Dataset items
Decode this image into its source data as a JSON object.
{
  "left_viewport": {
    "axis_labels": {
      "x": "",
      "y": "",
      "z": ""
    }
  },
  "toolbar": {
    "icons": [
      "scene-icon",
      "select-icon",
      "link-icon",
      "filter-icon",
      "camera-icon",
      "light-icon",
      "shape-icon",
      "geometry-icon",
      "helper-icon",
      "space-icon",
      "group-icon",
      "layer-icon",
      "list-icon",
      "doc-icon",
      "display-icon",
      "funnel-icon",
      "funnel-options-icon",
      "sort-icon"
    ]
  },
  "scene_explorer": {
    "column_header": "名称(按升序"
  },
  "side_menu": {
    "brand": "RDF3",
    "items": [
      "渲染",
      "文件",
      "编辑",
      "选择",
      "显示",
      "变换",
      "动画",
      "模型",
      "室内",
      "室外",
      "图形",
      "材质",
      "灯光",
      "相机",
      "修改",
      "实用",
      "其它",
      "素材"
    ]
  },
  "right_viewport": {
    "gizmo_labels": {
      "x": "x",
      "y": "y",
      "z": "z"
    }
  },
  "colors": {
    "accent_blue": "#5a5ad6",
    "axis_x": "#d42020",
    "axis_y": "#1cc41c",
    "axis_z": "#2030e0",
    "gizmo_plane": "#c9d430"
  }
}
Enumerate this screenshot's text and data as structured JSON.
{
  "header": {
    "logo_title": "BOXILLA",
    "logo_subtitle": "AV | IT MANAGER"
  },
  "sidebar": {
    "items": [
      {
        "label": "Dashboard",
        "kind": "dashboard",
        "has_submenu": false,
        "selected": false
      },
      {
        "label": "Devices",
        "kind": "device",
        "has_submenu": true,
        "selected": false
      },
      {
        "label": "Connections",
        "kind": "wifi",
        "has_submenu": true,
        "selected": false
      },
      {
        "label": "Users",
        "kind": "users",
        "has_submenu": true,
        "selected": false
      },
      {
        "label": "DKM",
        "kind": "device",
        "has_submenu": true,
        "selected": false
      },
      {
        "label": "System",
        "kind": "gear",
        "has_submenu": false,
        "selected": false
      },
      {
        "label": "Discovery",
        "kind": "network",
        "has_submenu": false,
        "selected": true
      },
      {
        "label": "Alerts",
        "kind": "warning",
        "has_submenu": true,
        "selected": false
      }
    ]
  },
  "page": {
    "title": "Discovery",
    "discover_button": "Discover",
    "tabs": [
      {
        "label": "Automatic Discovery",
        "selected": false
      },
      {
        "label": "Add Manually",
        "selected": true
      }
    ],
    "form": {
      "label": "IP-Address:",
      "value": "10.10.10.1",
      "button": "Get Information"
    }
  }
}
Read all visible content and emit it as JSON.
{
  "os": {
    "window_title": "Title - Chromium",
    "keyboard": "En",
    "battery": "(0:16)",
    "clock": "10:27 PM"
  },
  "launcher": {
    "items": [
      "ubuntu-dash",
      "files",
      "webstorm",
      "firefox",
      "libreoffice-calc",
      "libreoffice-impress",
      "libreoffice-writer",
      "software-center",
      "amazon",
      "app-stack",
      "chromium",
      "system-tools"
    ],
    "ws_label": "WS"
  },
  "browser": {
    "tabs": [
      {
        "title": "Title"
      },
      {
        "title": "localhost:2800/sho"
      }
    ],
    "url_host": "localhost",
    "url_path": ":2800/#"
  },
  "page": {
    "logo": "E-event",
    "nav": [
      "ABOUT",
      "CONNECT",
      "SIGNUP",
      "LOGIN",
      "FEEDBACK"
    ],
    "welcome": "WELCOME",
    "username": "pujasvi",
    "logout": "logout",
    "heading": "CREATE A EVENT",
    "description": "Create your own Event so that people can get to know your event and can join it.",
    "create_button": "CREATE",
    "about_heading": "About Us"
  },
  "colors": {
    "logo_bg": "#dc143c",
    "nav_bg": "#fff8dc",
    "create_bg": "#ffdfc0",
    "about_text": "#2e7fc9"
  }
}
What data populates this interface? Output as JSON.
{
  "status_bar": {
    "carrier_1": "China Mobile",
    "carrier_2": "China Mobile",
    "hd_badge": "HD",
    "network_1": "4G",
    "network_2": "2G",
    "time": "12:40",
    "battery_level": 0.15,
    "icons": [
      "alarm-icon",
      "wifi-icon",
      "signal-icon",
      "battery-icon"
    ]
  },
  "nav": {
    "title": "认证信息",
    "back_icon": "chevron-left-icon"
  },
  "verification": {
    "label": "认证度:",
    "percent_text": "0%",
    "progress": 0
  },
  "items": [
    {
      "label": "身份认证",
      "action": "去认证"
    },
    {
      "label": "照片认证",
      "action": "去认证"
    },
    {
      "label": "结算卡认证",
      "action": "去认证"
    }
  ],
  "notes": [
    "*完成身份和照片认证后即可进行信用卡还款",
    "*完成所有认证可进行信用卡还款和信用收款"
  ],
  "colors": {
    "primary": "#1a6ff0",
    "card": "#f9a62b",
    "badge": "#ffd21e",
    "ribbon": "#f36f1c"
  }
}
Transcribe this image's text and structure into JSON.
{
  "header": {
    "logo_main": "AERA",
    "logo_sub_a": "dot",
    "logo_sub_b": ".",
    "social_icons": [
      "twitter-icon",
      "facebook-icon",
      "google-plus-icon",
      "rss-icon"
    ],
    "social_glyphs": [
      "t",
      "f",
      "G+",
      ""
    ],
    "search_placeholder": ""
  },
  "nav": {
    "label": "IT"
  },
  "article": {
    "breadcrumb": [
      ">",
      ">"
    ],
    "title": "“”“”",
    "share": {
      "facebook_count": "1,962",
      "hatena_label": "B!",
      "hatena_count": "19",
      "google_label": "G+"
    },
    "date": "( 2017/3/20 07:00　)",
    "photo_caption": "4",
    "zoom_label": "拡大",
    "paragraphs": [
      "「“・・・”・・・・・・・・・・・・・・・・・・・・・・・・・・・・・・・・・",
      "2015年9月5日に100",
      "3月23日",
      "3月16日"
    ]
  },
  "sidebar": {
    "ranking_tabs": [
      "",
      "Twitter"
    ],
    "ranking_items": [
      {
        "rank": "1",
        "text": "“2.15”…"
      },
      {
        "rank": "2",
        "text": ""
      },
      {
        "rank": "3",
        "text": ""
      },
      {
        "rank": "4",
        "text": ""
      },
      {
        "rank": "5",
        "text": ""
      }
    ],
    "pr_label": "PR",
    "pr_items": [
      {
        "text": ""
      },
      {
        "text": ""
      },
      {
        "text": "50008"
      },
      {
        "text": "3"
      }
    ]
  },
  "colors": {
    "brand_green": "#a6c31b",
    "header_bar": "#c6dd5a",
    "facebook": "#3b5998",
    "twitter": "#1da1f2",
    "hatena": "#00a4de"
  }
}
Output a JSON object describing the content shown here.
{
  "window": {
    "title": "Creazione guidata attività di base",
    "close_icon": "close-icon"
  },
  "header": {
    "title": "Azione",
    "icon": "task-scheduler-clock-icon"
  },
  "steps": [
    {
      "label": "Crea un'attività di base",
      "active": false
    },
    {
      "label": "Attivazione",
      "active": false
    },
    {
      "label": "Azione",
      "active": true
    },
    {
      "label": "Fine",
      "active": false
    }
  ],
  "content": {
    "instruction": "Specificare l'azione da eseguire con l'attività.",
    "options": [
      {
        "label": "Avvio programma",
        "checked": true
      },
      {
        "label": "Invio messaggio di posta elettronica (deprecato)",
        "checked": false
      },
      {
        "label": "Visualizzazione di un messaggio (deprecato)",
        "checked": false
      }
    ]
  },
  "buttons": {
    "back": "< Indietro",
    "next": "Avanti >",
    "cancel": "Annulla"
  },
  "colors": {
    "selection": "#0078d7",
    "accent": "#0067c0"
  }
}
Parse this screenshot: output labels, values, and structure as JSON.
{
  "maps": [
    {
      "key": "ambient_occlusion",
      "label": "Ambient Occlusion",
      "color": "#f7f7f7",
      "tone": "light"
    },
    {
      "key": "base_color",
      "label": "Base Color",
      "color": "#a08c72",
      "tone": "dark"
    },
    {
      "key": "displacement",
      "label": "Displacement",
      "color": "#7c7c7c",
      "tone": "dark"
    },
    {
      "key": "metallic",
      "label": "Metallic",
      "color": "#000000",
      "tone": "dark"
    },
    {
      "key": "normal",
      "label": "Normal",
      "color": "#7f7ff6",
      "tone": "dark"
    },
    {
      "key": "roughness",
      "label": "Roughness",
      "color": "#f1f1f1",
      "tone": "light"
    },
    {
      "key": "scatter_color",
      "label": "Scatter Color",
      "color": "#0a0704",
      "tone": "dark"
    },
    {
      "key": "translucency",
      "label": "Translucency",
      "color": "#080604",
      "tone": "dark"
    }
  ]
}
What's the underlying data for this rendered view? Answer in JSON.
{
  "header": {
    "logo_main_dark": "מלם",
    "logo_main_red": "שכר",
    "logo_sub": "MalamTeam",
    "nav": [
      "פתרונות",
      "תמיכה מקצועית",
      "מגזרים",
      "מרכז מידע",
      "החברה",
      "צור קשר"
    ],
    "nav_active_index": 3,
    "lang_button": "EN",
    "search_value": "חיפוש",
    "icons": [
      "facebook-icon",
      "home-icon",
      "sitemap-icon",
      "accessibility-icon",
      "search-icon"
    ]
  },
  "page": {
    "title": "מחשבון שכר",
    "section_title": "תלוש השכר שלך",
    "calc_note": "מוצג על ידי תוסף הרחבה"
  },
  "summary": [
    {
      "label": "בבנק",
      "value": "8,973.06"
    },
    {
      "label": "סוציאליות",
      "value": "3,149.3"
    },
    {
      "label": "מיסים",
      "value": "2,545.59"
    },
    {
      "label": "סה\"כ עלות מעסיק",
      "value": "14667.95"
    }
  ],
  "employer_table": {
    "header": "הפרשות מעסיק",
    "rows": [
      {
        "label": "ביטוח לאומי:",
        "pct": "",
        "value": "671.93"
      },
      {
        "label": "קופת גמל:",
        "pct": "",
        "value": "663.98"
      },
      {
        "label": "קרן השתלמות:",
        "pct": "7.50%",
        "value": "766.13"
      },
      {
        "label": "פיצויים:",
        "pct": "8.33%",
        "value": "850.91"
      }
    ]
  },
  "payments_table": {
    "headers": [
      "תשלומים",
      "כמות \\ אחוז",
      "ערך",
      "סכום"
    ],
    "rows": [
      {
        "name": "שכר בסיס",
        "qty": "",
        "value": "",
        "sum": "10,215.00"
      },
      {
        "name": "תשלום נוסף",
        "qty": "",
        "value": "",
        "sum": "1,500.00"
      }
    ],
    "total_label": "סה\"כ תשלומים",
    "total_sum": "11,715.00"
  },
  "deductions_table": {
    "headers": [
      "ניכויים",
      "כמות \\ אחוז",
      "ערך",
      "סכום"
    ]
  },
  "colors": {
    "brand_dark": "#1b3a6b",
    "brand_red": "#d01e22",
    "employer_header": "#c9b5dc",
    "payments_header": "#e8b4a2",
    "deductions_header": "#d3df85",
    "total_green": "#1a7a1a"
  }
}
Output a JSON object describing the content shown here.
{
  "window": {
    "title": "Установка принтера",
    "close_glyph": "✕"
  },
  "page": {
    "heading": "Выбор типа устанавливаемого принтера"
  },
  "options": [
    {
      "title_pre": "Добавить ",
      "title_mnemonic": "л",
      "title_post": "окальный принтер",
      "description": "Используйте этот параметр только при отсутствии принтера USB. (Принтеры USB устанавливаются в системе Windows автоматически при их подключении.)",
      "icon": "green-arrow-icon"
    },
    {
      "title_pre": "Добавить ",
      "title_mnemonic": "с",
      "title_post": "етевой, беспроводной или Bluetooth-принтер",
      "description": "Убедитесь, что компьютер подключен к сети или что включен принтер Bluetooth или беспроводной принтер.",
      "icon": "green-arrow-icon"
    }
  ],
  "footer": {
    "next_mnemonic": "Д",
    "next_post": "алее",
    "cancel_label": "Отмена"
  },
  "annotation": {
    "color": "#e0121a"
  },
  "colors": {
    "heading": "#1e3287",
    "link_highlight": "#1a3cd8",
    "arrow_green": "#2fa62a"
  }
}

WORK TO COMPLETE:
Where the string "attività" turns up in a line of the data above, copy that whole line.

RESULT FOR THIS TASK:
    "title": "Creazione guidata attività di base",
      "label": "Crea un'attività di base",
    "instruction": "Specificare l'azione da eseguire con l'attività.",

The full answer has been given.